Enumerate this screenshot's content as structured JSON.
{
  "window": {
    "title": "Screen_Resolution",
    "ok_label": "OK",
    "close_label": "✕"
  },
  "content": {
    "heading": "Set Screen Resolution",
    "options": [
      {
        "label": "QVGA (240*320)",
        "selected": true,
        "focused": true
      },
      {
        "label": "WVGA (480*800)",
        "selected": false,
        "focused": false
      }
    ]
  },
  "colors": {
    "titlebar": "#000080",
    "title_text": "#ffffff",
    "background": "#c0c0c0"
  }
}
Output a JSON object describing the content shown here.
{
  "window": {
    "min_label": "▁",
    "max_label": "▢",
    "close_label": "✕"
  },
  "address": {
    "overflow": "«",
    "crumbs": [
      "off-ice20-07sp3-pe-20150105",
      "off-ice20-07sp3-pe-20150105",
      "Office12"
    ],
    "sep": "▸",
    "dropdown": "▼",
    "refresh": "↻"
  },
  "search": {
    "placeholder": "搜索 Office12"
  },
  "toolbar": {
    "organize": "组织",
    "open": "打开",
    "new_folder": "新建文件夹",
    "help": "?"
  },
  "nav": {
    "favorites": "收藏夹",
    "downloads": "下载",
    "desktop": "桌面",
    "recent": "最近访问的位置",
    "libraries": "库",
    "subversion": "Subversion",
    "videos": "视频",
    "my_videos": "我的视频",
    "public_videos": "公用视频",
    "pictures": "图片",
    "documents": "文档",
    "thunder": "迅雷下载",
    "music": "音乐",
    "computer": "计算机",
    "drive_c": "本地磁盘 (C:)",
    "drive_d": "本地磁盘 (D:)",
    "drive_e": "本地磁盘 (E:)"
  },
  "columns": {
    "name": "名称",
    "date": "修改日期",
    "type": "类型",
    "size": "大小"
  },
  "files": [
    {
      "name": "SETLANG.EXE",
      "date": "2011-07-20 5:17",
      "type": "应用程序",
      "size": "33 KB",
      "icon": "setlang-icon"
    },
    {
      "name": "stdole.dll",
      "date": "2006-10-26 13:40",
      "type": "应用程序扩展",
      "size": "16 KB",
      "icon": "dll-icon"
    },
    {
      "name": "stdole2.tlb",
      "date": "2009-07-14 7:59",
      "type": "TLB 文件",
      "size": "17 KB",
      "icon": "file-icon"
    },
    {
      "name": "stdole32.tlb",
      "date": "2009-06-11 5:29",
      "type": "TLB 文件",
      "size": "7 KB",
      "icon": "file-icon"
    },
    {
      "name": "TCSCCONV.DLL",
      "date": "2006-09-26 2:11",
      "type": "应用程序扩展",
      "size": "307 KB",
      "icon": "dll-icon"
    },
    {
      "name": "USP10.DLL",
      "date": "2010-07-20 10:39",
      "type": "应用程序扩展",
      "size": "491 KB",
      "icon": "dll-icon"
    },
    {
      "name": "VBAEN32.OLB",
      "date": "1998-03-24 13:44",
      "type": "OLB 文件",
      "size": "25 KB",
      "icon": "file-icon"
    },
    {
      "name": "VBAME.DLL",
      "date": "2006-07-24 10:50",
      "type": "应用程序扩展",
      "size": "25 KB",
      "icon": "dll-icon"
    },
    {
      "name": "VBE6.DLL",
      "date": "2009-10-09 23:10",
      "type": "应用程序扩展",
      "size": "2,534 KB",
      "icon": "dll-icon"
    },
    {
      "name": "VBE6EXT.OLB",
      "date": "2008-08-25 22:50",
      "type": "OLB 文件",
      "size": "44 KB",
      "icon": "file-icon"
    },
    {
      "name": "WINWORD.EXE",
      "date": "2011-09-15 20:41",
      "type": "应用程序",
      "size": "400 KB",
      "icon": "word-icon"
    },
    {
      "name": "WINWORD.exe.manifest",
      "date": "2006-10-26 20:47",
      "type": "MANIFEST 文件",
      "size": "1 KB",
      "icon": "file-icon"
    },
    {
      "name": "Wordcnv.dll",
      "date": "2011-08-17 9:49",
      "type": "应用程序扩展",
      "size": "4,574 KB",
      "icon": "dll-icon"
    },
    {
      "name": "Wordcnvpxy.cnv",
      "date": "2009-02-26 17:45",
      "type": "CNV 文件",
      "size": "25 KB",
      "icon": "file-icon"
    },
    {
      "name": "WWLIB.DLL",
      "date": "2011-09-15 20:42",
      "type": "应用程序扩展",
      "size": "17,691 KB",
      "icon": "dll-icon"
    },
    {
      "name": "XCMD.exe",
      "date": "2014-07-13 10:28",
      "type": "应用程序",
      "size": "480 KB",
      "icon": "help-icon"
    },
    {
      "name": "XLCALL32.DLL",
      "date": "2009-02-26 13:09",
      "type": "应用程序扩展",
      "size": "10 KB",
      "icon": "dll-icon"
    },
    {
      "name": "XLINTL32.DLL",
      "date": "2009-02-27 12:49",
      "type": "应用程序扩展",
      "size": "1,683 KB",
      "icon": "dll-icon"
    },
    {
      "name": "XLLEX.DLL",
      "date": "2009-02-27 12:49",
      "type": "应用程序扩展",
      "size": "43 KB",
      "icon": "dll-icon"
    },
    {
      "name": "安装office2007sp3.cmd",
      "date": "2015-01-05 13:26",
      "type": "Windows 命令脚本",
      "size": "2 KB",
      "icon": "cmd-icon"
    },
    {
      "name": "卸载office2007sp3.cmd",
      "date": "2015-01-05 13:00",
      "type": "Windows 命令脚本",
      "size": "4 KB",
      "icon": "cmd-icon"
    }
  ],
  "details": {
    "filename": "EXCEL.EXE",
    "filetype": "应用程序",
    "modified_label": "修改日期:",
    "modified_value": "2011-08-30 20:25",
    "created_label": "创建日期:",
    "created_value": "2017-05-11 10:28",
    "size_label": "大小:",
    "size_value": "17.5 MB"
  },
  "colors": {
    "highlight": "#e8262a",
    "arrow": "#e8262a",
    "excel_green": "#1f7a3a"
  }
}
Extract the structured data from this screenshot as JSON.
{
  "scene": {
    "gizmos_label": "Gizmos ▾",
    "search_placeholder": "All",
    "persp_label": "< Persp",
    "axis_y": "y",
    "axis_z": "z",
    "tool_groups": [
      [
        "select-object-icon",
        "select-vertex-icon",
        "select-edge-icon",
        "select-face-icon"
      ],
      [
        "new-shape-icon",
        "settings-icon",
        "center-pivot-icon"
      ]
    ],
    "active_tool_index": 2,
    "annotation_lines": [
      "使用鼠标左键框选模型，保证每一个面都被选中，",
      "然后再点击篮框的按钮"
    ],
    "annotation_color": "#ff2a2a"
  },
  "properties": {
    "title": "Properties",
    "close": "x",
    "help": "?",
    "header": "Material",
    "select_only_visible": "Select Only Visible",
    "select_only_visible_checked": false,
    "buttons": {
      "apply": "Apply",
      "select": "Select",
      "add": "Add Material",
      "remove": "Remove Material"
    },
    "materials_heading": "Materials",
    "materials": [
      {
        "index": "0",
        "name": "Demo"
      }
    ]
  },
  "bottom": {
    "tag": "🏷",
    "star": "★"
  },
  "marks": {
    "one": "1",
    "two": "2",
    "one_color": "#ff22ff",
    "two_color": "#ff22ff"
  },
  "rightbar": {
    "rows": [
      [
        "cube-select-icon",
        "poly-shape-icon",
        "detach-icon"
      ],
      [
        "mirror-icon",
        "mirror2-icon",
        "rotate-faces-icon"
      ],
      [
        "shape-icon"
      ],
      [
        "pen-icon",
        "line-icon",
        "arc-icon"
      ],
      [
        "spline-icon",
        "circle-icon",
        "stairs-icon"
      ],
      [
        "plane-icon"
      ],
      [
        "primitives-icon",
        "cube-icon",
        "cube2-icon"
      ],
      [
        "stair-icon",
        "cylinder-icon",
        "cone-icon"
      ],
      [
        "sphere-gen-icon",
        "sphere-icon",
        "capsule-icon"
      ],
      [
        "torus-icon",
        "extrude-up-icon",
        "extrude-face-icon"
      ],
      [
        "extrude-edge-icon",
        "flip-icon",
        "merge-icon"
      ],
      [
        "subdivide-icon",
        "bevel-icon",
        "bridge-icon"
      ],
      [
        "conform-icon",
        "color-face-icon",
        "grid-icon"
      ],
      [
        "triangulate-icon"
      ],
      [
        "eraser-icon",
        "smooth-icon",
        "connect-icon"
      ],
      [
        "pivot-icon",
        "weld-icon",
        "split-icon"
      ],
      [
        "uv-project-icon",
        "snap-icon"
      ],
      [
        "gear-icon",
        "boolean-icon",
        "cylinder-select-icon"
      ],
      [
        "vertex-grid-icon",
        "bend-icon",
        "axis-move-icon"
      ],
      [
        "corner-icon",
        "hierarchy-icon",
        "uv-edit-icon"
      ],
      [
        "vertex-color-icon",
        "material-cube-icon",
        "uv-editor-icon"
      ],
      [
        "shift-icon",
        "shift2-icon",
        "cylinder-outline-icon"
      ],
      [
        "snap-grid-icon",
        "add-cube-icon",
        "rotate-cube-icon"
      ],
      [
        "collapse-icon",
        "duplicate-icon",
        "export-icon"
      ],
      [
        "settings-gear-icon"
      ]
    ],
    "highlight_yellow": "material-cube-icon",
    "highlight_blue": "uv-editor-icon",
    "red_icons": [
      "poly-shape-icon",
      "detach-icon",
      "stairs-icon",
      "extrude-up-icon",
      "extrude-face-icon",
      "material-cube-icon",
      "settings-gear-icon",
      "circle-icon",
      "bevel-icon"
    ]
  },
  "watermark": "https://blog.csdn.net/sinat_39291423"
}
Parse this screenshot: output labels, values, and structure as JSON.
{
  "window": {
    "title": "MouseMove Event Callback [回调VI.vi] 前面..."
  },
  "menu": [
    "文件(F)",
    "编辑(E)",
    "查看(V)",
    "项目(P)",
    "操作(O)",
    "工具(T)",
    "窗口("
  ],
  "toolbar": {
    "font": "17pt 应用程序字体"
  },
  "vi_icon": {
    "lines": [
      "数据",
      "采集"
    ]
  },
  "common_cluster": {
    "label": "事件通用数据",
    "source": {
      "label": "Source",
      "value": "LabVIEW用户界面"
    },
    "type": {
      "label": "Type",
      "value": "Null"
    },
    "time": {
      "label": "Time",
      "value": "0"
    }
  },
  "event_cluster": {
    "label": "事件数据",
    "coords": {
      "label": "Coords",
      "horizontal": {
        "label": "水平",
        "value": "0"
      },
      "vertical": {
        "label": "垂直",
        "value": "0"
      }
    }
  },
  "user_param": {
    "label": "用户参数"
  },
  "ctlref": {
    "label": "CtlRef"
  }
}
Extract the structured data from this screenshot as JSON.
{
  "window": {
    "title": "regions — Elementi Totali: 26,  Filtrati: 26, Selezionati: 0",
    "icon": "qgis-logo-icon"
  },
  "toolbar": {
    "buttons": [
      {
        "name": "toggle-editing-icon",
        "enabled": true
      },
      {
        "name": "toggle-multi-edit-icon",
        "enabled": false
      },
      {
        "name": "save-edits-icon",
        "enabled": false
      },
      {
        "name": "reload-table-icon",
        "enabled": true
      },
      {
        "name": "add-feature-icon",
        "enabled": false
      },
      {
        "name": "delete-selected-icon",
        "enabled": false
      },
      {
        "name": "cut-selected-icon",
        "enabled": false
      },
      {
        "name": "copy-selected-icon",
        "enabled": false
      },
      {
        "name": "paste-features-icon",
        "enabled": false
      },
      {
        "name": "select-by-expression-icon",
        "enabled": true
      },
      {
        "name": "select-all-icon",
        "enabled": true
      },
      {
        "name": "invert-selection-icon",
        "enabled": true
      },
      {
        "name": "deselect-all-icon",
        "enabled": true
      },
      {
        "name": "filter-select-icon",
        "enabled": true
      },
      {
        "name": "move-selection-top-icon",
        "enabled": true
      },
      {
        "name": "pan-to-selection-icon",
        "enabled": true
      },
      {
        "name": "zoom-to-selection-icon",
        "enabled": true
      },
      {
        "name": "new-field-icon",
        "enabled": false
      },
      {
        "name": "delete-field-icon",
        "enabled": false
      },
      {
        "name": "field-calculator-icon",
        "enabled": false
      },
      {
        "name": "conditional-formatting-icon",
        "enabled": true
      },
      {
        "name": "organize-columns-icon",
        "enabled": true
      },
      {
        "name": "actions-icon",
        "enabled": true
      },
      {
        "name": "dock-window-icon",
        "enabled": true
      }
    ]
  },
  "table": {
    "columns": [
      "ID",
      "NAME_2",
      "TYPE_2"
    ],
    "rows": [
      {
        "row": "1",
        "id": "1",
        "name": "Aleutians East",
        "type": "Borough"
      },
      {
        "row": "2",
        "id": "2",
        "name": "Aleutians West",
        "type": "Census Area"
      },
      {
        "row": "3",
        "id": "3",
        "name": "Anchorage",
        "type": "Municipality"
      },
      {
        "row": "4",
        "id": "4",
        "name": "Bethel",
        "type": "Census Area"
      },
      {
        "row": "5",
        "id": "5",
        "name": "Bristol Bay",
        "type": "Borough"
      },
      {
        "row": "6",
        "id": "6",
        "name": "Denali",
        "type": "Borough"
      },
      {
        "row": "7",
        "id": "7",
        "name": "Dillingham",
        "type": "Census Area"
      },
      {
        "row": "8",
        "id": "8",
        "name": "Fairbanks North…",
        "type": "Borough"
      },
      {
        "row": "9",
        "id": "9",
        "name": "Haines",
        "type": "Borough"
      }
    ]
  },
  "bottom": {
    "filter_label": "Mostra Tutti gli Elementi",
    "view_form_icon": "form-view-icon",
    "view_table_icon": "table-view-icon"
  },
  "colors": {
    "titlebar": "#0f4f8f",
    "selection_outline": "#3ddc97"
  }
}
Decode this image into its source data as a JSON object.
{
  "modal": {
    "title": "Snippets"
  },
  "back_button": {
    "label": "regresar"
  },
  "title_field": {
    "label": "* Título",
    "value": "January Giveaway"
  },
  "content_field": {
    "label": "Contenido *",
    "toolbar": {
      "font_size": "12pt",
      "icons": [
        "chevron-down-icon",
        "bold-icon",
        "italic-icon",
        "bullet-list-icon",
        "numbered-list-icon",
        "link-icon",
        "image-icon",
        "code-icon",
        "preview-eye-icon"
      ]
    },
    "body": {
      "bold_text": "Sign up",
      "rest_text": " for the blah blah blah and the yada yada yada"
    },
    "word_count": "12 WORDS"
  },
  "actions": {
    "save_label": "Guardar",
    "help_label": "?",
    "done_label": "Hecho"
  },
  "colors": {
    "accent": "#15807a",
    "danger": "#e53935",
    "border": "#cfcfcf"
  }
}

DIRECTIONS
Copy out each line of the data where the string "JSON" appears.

RESPONSE FOR THIS EXERCISE
Enumerate this screenshot's content as structured JSON.
Output a JSON object describing the content shown here.
Extract the structured data from this screenshot as JSON.
Parse this screenshot: output labels, values, and structure as JSON.
Extract the structured data from this screenshot as JSON.
Decode this image into its source data as a JSON object.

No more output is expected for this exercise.